About this task
Below are records. Copy every line with "data" in it.

•••

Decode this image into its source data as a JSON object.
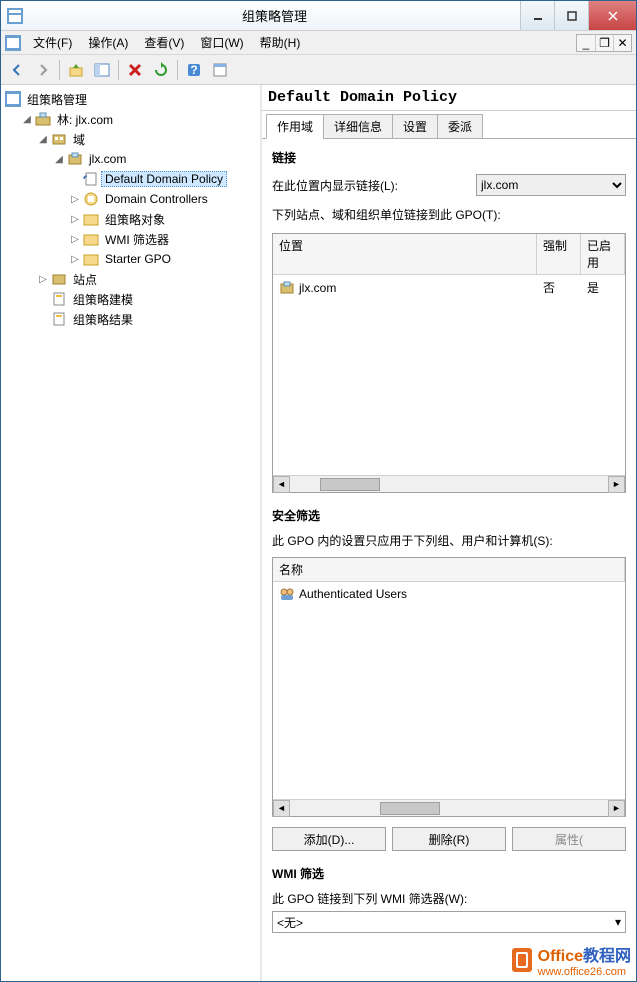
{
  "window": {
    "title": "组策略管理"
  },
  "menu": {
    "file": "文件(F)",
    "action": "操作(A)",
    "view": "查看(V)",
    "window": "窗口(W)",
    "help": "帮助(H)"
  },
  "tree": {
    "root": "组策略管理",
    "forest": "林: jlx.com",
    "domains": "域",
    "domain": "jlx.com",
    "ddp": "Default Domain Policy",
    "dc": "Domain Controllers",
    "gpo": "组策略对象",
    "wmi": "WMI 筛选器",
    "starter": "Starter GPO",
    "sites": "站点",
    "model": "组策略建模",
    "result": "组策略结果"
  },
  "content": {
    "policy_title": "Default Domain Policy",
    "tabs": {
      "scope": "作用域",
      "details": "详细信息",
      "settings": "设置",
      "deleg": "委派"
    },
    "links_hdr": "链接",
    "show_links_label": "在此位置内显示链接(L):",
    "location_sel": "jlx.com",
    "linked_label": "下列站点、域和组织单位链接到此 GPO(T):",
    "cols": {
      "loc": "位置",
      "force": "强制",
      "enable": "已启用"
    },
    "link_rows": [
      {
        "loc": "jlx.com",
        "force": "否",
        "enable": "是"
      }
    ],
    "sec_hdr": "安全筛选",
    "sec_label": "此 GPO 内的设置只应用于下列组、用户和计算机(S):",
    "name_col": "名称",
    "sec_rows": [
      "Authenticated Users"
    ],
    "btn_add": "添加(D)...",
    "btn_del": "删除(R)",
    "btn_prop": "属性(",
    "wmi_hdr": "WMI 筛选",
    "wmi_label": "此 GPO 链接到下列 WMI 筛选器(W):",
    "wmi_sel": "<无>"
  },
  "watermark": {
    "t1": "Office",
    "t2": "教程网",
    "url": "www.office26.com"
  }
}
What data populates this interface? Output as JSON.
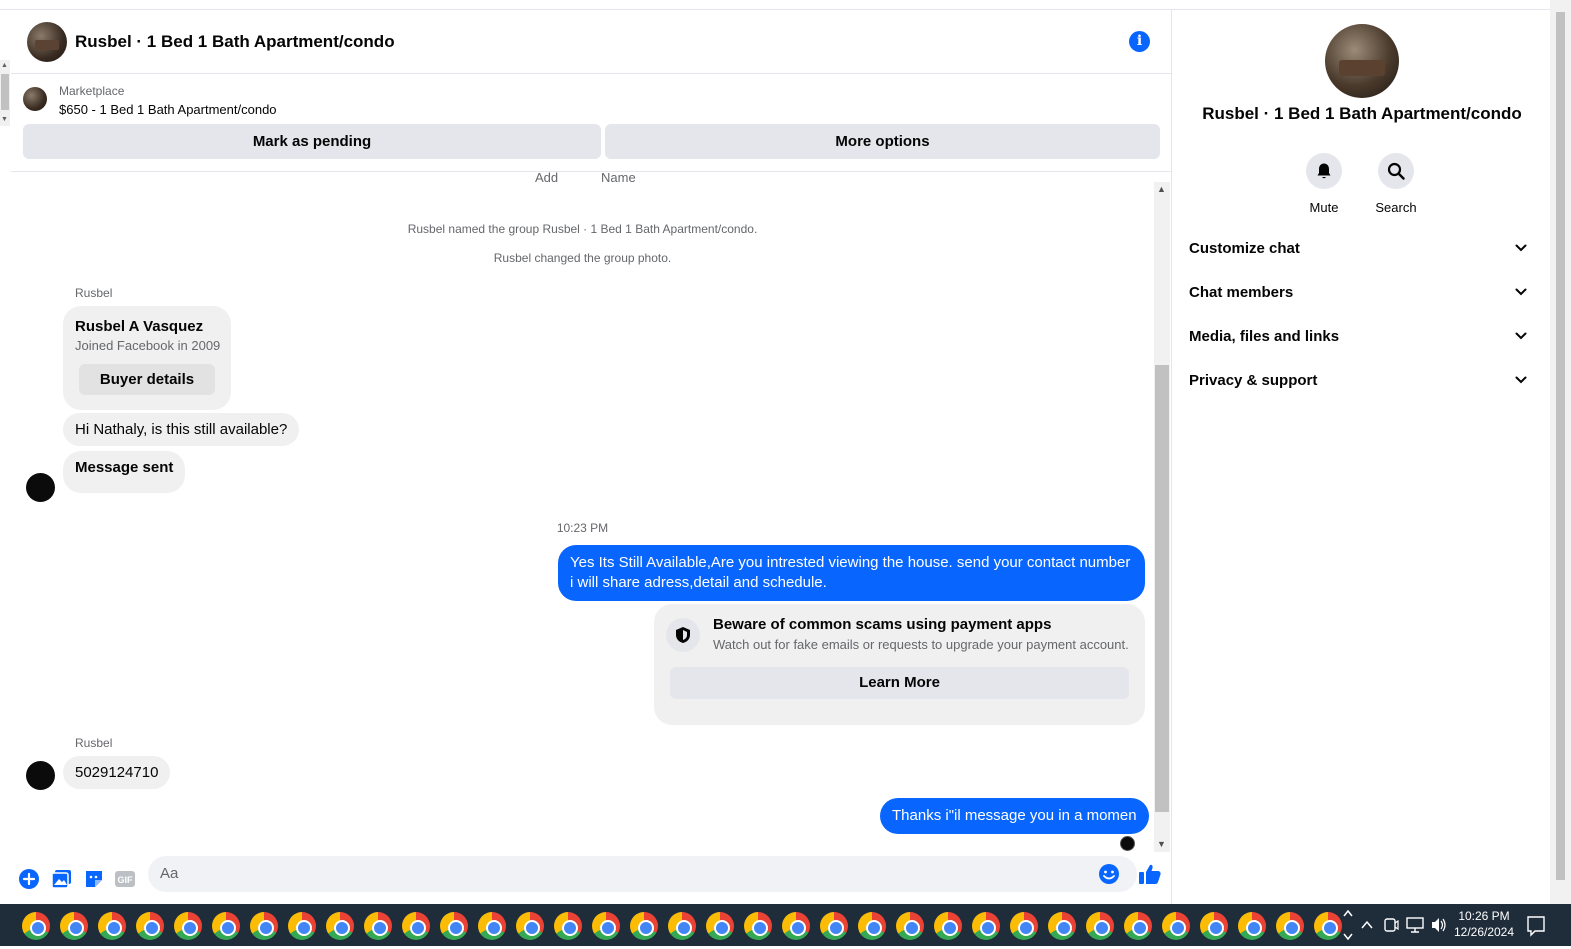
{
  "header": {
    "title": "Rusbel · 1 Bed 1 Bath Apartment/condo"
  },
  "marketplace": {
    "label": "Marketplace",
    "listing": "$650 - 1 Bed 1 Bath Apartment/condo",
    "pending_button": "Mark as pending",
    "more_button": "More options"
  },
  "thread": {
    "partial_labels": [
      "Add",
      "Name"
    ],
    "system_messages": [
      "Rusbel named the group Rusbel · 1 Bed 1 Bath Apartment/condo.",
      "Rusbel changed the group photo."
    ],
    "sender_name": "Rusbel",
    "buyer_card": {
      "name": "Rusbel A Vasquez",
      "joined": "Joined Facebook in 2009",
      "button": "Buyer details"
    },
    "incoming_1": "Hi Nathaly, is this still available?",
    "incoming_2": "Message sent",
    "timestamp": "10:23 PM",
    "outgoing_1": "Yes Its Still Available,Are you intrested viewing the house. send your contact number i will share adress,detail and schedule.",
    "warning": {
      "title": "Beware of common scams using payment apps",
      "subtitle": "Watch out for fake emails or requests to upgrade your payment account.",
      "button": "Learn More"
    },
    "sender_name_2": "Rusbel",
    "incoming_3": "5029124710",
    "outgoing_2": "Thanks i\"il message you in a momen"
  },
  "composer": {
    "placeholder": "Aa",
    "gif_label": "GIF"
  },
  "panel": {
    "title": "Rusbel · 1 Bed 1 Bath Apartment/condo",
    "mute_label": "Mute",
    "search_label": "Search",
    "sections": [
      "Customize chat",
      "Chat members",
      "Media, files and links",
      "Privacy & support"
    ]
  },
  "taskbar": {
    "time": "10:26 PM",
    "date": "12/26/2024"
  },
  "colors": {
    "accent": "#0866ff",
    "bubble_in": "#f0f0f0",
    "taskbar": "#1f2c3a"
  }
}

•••

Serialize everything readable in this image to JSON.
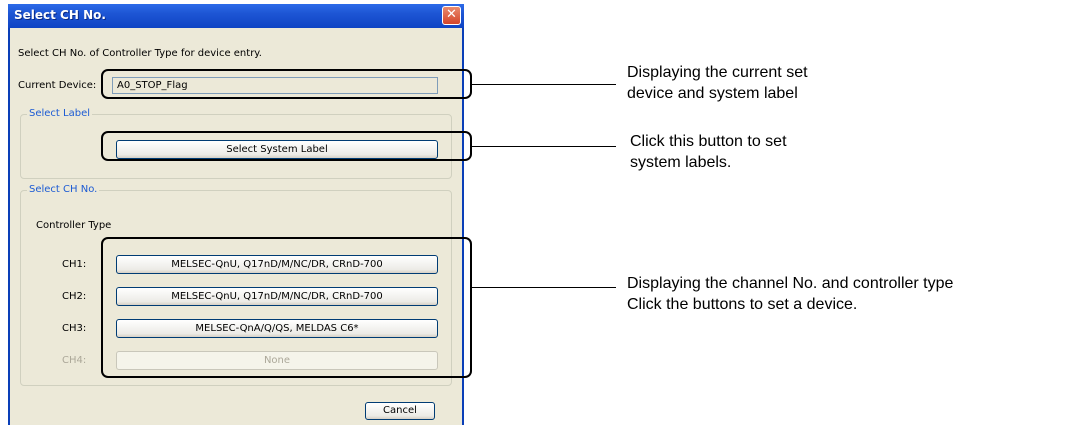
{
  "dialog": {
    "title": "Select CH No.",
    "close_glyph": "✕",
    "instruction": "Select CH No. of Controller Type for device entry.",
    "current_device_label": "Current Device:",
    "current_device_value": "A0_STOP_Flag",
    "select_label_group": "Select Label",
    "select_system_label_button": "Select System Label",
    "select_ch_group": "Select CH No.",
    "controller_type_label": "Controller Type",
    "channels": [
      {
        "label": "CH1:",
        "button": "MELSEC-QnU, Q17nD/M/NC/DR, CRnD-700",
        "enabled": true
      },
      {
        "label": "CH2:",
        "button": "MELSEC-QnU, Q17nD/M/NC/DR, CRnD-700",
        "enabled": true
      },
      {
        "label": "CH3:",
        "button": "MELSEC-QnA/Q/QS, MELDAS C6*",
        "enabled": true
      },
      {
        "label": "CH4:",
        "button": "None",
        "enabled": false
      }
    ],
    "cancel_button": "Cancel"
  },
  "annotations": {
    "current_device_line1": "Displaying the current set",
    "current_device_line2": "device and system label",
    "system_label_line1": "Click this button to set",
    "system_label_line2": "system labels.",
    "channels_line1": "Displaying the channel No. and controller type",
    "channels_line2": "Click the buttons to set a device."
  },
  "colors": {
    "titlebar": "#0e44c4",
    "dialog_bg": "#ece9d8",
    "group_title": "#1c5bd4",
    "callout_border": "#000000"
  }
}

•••

Result
Decode this image into its source data as a JSON object.
What data populates this interface? Output as JSON.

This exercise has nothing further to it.